our materials and suggestions before adopting them on a commercial scale.
Suggestions for uses of our products or the inclusion of descriptive material from patents and the citation of specific patents in this publication
should not be understood as recommending the use of our products in violation of any patent or as permission or license to use any patents of
the Rohm and Haas Company.
For further details, please contact your local Account Manager or local Business Representative.
microorganisms. In Developments in Industrial Microbiology, vol. 29. (J. Indust. Micro., Suppl. N° 3)
• Haack, T.K., Shaw, D.A. and Greenley, D. E. (1986). Isothiazolones preserve starch-based drilling muds. Oil
and Gas J., January 6th, 1986.
• Krzeminski, S.F., Brackett, C.K. and Fisher, J.D. (1975). Fate of microbicidal 3-isothiazolone compounds in the
environment : Modes and rates of dissipation. J. Agric. Food Chem., 23, (6), 1060-1068.
• Krzeminski, S.F., Brackett, C.K., Fisher, J.D. and Spinnler, J.F. (1975). Fate of Microbicidal 3-isothiazolone
compounds in the environment: Products of degradation. J. Agric. Food Chem., 23, (6), 1068-1075.
• McCoy, W.F. and Lashen, E.S. (1985). Biocide efficacy against sessile microorganisms in laboratory model
cooling towers. Proc. U.K. Corrosion '85, Harrogate. 259-269.
• McCoy, W.F. and Lashen, E.S. (1986). Evaluation of industrial biocides in laboratory model cooling towers.
Proc. Ann. Meet Cooling Tower Inst., Paper N° TP-86-17.
• McCoy, W.F., Ridge, J.E. and Lashen, E.S. (1986). Kinetic analysis of a new delivery system for cooling
towers.
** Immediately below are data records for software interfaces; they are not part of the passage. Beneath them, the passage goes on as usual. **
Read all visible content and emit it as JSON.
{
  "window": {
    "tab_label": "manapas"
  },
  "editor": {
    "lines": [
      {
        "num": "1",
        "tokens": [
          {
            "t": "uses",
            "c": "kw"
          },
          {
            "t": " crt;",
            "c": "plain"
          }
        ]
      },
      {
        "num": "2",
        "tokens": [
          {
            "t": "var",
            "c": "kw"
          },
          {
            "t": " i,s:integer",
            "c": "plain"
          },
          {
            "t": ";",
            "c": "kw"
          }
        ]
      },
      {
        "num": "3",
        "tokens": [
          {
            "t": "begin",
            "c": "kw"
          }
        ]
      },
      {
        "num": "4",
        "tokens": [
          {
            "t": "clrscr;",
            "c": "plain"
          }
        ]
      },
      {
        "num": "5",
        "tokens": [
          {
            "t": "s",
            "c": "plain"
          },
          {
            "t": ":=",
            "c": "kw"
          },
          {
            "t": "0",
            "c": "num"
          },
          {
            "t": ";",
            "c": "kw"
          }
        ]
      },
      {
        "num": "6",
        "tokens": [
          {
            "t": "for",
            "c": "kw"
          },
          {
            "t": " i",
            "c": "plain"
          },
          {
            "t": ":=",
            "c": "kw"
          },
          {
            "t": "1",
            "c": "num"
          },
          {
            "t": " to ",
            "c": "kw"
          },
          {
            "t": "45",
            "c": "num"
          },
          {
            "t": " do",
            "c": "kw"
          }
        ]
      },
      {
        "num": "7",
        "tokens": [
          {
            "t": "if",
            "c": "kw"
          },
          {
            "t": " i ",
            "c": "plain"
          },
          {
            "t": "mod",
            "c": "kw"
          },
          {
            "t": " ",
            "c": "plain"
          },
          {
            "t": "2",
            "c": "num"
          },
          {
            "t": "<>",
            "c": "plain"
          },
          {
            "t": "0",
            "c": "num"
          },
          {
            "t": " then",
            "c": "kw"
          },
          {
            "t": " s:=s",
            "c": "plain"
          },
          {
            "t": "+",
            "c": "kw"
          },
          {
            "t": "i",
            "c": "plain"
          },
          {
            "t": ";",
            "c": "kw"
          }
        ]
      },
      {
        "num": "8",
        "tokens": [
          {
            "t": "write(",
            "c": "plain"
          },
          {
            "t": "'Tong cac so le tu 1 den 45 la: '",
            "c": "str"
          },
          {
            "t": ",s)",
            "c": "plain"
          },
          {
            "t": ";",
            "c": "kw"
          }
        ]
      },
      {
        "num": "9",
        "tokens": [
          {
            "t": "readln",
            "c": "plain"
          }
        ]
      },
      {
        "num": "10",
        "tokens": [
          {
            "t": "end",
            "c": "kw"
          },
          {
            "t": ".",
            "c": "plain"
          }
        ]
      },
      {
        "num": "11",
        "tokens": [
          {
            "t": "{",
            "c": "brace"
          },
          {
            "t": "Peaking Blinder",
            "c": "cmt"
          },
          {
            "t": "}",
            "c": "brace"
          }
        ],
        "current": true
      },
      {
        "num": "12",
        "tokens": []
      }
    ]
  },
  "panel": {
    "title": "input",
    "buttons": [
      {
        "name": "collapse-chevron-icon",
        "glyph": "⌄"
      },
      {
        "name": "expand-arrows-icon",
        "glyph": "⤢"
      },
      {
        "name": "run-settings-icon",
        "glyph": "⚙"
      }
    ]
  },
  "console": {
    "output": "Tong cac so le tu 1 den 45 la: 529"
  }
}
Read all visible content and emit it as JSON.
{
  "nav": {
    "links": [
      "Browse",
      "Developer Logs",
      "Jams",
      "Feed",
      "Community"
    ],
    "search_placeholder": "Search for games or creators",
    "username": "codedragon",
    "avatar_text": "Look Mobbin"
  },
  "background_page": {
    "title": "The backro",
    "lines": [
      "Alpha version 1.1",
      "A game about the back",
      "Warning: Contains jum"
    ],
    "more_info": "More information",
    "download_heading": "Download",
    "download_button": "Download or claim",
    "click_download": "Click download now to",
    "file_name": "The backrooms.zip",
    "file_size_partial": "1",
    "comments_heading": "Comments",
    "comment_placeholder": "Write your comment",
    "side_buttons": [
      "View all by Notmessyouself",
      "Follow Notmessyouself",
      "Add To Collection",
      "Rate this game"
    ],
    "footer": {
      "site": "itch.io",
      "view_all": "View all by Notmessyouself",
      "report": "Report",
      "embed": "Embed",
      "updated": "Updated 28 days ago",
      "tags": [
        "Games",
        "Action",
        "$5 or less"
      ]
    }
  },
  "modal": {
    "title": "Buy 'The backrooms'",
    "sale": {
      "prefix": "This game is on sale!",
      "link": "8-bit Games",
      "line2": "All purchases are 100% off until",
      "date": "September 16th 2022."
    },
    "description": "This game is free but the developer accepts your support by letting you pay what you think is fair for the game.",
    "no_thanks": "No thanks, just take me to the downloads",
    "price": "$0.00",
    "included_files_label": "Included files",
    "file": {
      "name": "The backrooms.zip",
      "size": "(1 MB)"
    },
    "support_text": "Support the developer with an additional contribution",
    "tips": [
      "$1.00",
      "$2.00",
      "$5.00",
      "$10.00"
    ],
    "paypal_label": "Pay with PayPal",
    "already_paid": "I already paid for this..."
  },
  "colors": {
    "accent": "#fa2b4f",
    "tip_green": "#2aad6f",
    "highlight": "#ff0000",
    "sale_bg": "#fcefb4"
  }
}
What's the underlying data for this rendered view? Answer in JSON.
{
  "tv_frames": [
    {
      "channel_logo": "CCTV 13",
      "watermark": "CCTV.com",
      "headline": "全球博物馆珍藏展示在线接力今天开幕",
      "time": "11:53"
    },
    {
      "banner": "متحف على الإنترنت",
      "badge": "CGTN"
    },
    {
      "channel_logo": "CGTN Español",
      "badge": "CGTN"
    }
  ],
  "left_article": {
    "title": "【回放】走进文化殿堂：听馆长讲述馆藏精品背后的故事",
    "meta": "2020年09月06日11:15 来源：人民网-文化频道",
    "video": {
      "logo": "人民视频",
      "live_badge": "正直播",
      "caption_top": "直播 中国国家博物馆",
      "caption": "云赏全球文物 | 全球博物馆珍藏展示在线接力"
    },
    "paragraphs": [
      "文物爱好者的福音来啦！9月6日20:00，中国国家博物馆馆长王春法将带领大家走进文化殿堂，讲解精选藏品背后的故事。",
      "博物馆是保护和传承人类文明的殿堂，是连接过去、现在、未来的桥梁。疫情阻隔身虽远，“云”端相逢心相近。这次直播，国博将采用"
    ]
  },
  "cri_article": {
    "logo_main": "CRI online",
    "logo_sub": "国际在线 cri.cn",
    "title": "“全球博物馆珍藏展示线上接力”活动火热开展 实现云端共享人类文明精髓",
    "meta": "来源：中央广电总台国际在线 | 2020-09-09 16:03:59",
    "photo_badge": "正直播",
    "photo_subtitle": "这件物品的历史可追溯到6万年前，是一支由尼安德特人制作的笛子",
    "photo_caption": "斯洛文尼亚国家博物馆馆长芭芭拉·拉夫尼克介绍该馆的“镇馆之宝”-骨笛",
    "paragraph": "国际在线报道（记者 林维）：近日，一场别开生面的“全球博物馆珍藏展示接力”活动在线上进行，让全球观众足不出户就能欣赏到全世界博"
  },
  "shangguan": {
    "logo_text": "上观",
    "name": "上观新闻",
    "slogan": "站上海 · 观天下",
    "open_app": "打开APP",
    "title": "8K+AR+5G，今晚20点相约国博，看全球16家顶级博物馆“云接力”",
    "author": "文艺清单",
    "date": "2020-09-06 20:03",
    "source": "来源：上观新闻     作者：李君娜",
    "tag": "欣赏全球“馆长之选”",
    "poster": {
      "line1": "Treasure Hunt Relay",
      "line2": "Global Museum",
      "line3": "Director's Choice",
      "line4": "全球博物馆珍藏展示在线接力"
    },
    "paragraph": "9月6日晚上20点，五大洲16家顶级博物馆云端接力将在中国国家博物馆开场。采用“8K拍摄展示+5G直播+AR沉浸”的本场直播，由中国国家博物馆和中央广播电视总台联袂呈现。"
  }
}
Proc. 47th Annual Meeting The International Water Conference, Pittsburg, PA.
• McCoy, W.F., Wireman, J.W. and Lashen, E.S., (1986). Efficacy of methyl-chloro/methylisothiazolone biocide
against Legionella pneumophila in cooling tower water. J. Indust. Micro., 1, 49-56.
• Ruseska, I., Robbins, J., Costerton, J.W. and Lashen, E.S. (1982). Biocide testing against corrosion-causing
oilfield bacteria helps control plugging. Oil and Gas J., 253-264.
• Tanner, R.S., Haack, T.K., Semet, R.F. and Greenley, D.E. (1985). A mild steel tubular flow system for biofilm
monitoring. Proc. U.K. Corrosion '85, Harrogate. pp. 259-269.
• Williams, T.M. (1988). Growth and control of biofouling microorganisms in modified laboratory cooling towers.
Proc. 2nd Venezuelan Corrosion Conference, Venezuelan Central University, Caracas, Venezuela.
The electron micrograph which forms Figure 2 has been reproduced by kind permission of the Fouling Forum,
Harwell Laboratories, U.K. A.E.A. The photograph on page 16 has been reproduced by kind permission of New
Thames Paper Company, part of UK Paper, U.K.
©Rohm and Haas, 2006 All rights reserved.
BIO.KATHON WT GE.PB. E.